Pre-existing conditions

Something similar happens with pre-existing conditions. Companies determine which pre-existing diseases they may or may not cover, based on statistics and costs. Each company makes their own calculations.

As long as there is sufficient information to develop a sound statistical model and therefore be able to forecast the future, pre-existing conditions are not a problem. However, it is up to each company to decide which pre-existing illnesses will be accepted and to which degree they will be covered. This is only reasonable since these conditions are pure loses. A company will only take on loses if there is a larger benefit. Benefits may include issues such as low cost treatments, infrequent medical requirements or marketing uses.

The graphs for a company willingly accepting pre-existing conditions are the same as for one not accepting them (Fig 1, 2 and 3).

There is yet another way in which companies operating in a free market accept pre-existing conditions almost without limitations. This is the same way in which they deal with exceedingly long life spans. They increase premiums to cover potential losses. This can be seen in the next Figure:

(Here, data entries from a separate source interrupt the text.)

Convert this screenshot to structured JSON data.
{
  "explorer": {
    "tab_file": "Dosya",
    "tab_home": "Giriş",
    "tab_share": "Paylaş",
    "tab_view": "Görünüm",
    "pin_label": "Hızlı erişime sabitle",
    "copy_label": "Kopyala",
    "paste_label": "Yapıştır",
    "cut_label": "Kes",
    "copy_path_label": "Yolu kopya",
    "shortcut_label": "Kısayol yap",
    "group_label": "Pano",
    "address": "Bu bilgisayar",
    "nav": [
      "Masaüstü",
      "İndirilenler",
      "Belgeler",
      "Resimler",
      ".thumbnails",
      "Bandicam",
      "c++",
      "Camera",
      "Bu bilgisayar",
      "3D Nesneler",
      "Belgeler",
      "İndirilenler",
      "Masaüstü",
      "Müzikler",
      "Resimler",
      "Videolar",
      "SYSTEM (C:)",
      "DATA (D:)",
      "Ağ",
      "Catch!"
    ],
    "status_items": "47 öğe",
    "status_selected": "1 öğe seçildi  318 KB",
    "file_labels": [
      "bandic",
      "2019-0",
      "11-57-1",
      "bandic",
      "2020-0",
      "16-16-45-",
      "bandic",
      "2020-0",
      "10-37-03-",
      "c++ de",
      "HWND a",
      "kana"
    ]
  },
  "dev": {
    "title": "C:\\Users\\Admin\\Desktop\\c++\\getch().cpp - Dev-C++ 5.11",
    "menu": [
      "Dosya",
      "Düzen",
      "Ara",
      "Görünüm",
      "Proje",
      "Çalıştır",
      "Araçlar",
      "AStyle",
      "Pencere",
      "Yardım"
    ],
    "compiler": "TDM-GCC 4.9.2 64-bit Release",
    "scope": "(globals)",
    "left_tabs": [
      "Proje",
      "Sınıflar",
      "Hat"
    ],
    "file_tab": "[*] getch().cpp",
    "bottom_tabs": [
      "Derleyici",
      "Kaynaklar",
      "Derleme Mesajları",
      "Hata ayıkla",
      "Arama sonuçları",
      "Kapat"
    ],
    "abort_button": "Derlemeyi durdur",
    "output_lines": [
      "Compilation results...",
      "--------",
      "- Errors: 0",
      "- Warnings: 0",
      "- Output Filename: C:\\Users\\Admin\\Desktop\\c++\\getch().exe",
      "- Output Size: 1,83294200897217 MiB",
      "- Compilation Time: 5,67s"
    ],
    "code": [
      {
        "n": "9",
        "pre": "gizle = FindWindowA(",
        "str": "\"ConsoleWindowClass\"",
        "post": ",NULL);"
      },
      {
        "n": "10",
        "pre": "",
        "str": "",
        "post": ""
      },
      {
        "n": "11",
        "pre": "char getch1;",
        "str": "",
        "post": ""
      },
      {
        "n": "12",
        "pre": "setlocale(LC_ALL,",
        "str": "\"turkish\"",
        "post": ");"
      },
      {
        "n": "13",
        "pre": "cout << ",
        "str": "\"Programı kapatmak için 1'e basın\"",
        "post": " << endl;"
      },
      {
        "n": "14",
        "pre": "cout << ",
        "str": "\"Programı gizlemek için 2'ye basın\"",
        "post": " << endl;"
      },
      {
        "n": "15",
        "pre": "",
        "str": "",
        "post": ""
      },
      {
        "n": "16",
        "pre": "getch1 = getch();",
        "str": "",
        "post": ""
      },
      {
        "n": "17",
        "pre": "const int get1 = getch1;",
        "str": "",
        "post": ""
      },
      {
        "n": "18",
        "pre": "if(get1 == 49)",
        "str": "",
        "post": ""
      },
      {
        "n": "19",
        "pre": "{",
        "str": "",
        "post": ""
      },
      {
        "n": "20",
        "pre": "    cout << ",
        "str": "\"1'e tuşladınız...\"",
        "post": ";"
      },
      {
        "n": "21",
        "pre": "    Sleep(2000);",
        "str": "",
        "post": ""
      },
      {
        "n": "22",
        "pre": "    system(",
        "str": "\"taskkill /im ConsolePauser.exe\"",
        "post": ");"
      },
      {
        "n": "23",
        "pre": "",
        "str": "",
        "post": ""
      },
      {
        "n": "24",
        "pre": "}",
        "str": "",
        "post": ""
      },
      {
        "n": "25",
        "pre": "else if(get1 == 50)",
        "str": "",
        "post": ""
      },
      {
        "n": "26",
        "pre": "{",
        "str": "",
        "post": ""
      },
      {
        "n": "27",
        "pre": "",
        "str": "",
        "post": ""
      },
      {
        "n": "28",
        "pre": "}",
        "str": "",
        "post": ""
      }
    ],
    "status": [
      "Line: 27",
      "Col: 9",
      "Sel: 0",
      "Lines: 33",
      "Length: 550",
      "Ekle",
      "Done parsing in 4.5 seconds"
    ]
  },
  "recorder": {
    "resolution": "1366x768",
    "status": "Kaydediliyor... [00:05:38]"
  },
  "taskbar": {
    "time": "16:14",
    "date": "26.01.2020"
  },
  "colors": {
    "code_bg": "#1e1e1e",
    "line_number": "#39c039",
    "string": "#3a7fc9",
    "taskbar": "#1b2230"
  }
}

Fig 4

The Red Line symbolizes what the company expects to pay out for a customer with pre-existing conditions.

The Green Line symbolizes the premiums that customers with pre-existing conditions will have to pay.

As you can see, passed a certain point, the premiums are slightly higher than the loses. The company gets some profits in the beginning, some minor loses later on, and it breaks even after that. Why would a company be willing to provide a break-even service? Primarily marketing and competitiveness. It looks good in a newspaper or tv add to be able to say that they have no age limit or pre-existing condition limitations.

Many companies have such insurance policies, particularly when it comes to dental work. Also, these type of policies are quite common in developed worlds where there is a difference between private and public health care. It is always better to go into a private establishment than a public one. In order to do so, one needs insurance.

Some people point out that this kind of insurance equates to be self-insured (i.e. money in the bank). This is correct. However, some people prefer to have all money matters handled for them by a professional corporation than themselves, in the event of illnesses.

Note: please see the Glossary if you are unfamiliar with certain words.